Required action » Below are entries. Pull out all lines containing "JSON".

The data »

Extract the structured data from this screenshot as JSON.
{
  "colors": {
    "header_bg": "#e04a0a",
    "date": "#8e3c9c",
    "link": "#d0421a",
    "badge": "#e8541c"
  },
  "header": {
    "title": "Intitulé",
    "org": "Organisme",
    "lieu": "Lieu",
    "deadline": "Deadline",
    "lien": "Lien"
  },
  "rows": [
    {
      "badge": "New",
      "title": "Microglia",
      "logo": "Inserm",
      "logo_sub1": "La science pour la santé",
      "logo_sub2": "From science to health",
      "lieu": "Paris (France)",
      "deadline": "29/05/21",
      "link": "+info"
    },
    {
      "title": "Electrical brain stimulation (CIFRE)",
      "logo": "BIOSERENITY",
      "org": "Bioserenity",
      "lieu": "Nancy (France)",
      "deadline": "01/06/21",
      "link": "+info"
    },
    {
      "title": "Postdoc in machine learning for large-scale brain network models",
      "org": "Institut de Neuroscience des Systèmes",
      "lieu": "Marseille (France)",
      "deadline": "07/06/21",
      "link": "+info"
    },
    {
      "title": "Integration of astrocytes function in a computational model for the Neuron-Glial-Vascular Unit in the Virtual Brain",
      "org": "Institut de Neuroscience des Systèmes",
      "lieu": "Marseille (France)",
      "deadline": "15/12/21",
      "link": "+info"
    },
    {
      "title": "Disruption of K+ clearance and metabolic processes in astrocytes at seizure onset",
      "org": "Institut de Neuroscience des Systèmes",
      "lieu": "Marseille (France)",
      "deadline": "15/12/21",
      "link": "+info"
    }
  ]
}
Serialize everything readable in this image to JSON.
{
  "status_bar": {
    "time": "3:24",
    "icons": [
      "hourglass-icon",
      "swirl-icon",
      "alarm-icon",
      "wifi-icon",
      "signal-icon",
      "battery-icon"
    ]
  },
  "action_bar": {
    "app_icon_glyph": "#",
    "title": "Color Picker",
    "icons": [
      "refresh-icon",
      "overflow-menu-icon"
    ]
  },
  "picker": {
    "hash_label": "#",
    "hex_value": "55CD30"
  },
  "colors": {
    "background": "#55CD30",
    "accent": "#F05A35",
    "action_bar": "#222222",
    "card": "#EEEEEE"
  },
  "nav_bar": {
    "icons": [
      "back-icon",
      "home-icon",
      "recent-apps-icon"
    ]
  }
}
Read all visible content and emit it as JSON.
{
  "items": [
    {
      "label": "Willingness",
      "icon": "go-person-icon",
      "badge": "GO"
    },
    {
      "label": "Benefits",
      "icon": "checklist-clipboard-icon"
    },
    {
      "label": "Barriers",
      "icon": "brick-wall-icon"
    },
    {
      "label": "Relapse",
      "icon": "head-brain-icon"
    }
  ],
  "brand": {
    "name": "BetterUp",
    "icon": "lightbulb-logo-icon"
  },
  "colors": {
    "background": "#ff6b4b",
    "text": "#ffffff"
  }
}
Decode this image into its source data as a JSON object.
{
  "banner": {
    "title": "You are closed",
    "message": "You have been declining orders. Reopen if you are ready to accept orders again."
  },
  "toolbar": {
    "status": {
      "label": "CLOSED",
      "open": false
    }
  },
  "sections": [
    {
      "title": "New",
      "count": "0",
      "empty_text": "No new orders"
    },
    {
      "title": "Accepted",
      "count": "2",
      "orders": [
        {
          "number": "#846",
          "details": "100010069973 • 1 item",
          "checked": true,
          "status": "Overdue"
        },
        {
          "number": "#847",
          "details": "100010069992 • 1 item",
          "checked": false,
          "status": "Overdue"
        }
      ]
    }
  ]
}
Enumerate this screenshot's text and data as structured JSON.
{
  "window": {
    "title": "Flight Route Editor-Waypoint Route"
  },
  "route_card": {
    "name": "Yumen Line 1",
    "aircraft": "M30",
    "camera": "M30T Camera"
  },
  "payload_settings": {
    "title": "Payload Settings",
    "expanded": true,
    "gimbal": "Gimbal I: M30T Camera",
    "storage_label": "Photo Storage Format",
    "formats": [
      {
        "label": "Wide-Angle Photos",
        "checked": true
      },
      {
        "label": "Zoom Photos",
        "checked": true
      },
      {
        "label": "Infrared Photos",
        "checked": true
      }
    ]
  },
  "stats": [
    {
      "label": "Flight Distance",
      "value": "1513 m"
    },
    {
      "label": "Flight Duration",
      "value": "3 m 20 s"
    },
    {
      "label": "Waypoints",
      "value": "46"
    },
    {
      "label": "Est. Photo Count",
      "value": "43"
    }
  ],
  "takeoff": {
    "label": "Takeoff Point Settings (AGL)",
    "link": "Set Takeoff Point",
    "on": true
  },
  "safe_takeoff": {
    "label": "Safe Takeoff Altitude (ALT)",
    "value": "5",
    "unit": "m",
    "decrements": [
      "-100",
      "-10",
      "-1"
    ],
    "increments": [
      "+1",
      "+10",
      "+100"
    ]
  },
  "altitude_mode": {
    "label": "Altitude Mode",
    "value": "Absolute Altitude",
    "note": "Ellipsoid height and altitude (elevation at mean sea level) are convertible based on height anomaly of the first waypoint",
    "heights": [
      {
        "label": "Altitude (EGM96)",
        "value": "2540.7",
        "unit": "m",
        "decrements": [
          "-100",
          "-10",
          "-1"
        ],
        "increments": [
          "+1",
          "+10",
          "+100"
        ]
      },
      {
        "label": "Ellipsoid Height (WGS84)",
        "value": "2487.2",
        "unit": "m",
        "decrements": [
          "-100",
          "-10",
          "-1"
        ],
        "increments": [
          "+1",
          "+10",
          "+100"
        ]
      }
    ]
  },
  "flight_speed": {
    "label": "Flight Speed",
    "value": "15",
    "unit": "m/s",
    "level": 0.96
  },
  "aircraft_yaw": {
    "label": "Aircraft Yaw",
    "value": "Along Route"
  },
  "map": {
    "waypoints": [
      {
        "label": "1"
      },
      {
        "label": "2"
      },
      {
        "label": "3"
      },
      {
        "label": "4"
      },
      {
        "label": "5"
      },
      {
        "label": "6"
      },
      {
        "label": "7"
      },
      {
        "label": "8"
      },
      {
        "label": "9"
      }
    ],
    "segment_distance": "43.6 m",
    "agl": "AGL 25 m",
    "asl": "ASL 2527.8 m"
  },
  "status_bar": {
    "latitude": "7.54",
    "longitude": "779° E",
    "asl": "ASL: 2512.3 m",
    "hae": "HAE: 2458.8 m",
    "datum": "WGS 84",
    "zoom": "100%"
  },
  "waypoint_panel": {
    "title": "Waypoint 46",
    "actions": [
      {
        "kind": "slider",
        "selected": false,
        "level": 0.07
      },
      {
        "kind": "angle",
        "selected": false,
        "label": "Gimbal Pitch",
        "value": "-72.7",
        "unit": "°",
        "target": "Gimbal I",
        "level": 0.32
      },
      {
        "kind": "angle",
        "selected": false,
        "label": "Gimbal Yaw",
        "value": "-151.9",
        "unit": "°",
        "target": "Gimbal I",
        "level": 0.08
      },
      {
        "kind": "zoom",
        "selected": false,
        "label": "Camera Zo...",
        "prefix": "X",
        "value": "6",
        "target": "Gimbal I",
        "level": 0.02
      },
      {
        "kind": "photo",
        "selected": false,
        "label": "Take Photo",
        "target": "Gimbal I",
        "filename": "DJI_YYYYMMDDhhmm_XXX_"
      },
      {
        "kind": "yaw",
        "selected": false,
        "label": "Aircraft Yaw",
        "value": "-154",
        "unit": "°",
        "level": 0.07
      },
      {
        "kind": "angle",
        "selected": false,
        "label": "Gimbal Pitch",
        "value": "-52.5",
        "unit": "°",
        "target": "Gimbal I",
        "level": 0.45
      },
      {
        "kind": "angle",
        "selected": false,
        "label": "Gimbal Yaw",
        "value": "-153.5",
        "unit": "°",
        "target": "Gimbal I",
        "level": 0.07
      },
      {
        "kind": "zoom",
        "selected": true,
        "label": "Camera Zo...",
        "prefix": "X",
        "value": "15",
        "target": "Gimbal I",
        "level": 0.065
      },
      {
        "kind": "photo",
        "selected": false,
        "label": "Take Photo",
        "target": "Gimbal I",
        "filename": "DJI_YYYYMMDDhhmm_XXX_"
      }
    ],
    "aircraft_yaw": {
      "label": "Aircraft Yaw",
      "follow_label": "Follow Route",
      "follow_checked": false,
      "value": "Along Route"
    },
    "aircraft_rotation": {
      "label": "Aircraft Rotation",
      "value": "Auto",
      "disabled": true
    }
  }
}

Solution to this problem »
Extract the structured data from this screenshot as JSON.
Serialize everything readable in this image to JSON.
Read all visible content and emit it as JSON.
Decode this image into its source data as a JSON object.
Enumerate this screenshot's text and data as structured JSON.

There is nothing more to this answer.